ANOTHER ARTIST WITH DAMAGED EYESIGHT—CHUCK CLOSE. I have posted, including here, on the theory of Margaret Livingstone, a Harvard neurobiologist, that it is an advantage for an artist to have poor depth perception because the artist sees the world as slightly flatter than other people see it. She formulated the theory after noting that Rembrandt’s self portraits show him with his eyes badly aligned.
I took note when I read an interview in the Wall Street Journal (March 7) by Marc Myers with the artist Chuck Close that Close has suffered since he was a child from prosopagnosia (face blindness). He has trouble recognizing people in person, and does better when he works with a photograph or painting of the person. What makes this more remarkable is that, as this wikipedia article begins, is that Close “achieved fame as a photorealist, through his massive-scale portraits.” Here is a link to a page with dozens of portraits by Chuck Close.

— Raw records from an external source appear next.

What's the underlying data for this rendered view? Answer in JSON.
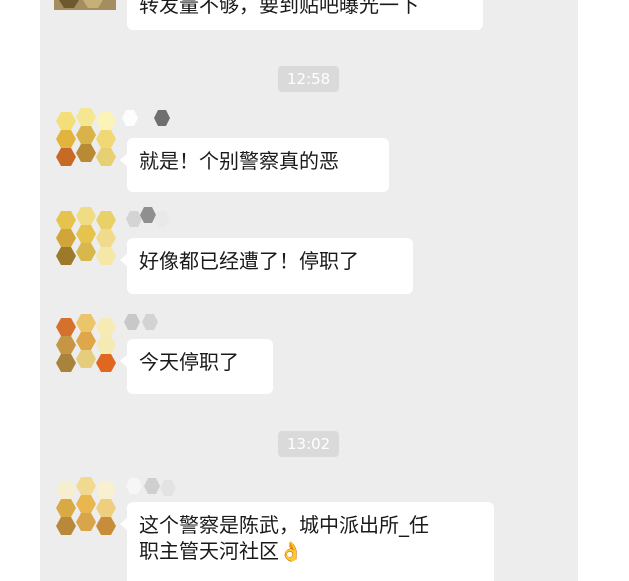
{
  "messages": [
    {
      "id": "m0",
      "text": "转发量不够，要到贴吧曝光一下"
    },
    {
      "id": "m1",
      "text": "就是！个别警察真的恶"
    },
    {
      "id": "m2",
      "text": "好像都已经遭了！停职了"
    },
    {
      "id": "m3",
      "text": "今天停职了"
    },
    {
      "id": "m4",
      "text_line1": "这个警察是陈武，城中派出所_任",
      "text_line2": "职主管天河社区",
      "emoji": "👌"
    }
  ],
  "timestamps": [
    "12:58",
    "13:02"
  ],
  "icons": {
    "avatar": "pixelated-avatar-icon",
    "nickname": "pixelated-nickname-icon"
  },
  "colors": {
    "chat_background": "#ededed",
    "bubble": "#ffffff",
    "timestamp_background": "#dadada",
    "timestamp_text": "#ffffff"
  }
}
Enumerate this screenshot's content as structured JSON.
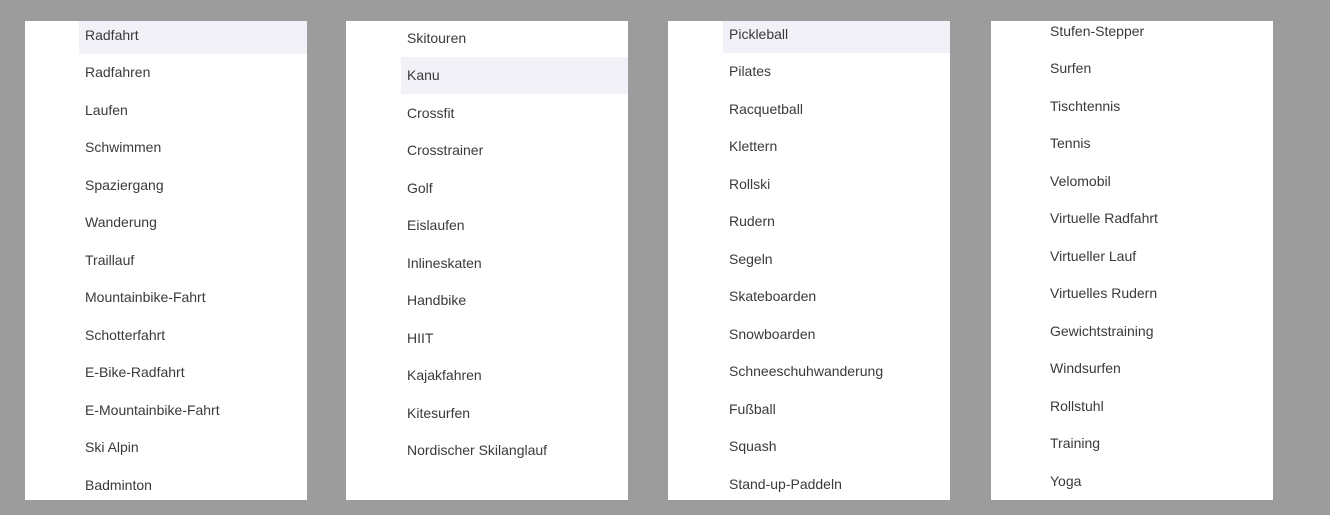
{
  "colors": {
    "background": "#9c9c9c",
    "panel": "#ffffff",
    "text": "#3a3a3a",
    "highlight": "#f2f1f7"
  },
  "lists": [
    {
      "highlighted_index": 0,
      "items": [
        "Radfahrt",
        "Radfahren",
        "Laufen",
        "Schwimmen",
        "Spaziergang",
        "Wanderung",
        "Traillauf",
        "Mountainbike-Fahrt",
        "Schotterfahrt",
        "E-Bike-Radfahrt",
        "E-Mountainbike-Fahrt",
        "Ski Alpin",
        "Badminton"
      ]
    },
    {
      "highlighted_index": 1,
      "items": [
        "Skitouren",
        "Kanu",
        "Crossfit",
        "Crosstrainer",
        "Golf",
        "Eislaufen",
        "Inlineskaten",
        "Handbike",
        "HIIT",
        "Kajakfahren",
        "Kitesurfen",
        "Nordischer Skilanglauf"
      ]
    },
    {
      "highlighted_index": 0,
      "items": [
        "Pickleball",
        "Pilates",
        "Racquetball",
        "Klettern",
        "Rollski",
        "Rudern",
        "Segeln",
        "Skateboarden",
        "Snowboarden",
        "Schneeschuhwanderung",
        "Fußball",
        "Squash",
        "Stand-up-Paddeln"
      ]
    },
    {
      "highlighted_index": -1,
      "items": [
        "Stufen-Stepper",
        "Surfen",
        "Tischtennis",
        "Tennis",
        "Velomobil",
        "Virtuelle Radfahrt",
        "Virtueller Lauf",
        "Virtuelles Rudern",
        "Gewichtstraining",
        "Windsurfen",
        "Rollstuhl",
        "Training",
        "Yoga"
      ]
    }
  ]
}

In light of Margaret Livingstone’s theory, I was struck by Close’s statement in the interview that: “I look at a face in a painting and just when I’ve figured it out, it flattens.”